Hatchery programs are absolutely essential for the continued survival of all species of salmon. Today 1 in 4 Chinook salmon caught in the commercial or sport-fishery is a hatchery fish. So without these vital hatchery programs like ours, the species would not survive. These Wannock Chinook that we are enhancing are very unique fish. There are only 2 River Systems in the world that consistently produce salmon over 40 lbs. & 1 of them is the Wannock River. The hatchery program has already expanded to start enhancing Chinook in other river systems with hatchery fish including a re-start to enhancing Johnston Creek, home to our world famous trophy Northern Coho. The plan is also to start enhancing chum salmon as well. What actually happens in the brood stock program is quite interesting. In the fall a team sets out to capture some of the returning salmon for “brood stock”. This is done with a net in the river with the grizzly bears often snorkeling through the river at the same time trying to get their salmon lunch. The captured fish are then milked of their eggs & row right on the banks of the river. The fertilized eggs are then incubated in the hatchery(s) & then about a year later they are released as fry. Then 4 + years later after their adventures in the big-wide ocean they return to the river of their birth to spawn & the lifecycle continues.

Guest Testimonial

“I have fished for salmon at the Rivers Inlet Sportsman’s Club each of the past two years. The first year I brought my son & 3 grandsons along & we all had great fun, catching Kings/Chinook & silvers/coho. This past year a cousin fished with me & we also did quite well catching coho, caught our limits & released at least as many more. I should say that I am 83 years old & not quite as spry as in the past. Not being allowed to wade & fly fish any longer I am relegated to fishing from a boat. The Sportsman’s Club options are good for a wide range of fishing experience. While guides are available, I like the challenge of fishing without a guide.

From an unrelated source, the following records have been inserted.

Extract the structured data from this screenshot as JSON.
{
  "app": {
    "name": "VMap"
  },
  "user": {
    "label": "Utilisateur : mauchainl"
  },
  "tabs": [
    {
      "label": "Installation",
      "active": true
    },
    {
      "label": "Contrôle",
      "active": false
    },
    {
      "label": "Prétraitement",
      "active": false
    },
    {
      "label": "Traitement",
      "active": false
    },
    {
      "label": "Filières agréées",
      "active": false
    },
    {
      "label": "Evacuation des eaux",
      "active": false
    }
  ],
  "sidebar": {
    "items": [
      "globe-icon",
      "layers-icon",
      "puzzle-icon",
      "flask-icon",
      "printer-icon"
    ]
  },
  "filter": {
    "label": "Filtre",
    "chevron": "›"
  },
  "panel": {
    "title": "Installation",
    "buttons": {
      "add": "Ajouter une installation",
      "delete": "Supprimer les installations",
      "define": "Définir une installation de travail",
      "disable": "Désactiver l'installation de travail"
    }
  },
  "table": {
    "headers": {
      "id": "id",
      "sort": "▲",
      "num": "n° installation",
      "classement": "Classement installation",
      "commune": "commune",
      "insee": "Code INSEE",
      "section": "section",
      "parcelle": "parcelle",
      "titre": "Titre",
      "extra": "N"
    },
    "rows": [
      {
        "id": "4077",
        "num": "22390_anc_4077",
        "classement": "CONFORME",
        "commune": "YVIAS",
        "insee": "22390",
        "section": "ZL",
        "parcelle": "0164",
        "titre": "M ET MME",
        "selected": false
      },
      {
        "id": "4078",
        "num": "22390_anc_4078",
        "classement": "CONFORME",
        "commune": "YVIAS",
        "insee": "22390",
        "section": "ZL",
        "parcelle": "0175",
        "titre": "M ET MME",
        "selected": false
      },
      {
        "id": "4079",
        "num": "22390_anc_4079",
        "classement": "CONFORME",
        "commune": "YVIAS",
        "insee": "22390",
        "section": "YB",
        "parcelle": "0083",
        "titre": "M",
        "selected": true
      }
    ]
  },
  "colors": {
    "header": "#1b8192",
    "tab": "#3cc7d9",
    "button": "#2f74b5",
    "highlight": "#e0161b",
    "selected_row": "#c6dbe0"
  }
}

So far, I have not encountered wind or weather conditions that would prevent fishing some part of the available waters. And I have not had a day of fishing without some decent action. This year my partner & I took a lunch a couple of days & fished through the noon hour, that was some our best fishing. The scenery is beautiful & wildlife (whales, seals, & otter) interesting. Once one masters the GPS (available on all boats) it is easy to get around even in the dark or fog. I would be remiss in not mentioning that the food is great & the service outstanding. Anything one wants is provided on request. Over time I have fished all over Alaska & the Washington coast for salmon. The fishing quality in many places has diminished or been priced out of range for some people. I find the Sportsman’s Club to still have good fishing at a reasonable expense, at least compared to the other places I have been. I hope to be back again next year.“ Norm W. Pullman WA

Red Thai Salmon Curry


  • 1 tsp vegetable or sunflower oil

  • 1 tbsp Thai red curry paste

  • 1 onion sliced

  • 250ml reduced-fat coconut milk

  • 500g skinless salmon fillet, cut into chunks

  • 200g pack trimmed green bean

  • coriander or basil, to serve


  • Heat the oil in a large pan, then add the curry paste. Stir in the onion, then cook gently for about 5 mins until softened. Pour in the coconut milk and bring to the boil. Reduce to a simmer, then add the salmon chunks and beans.

  • Leave to gently simmer for 5 mins until the fish flakes easily and the beans are tender. Scatter with the coriander or basil, and serve with plain rice.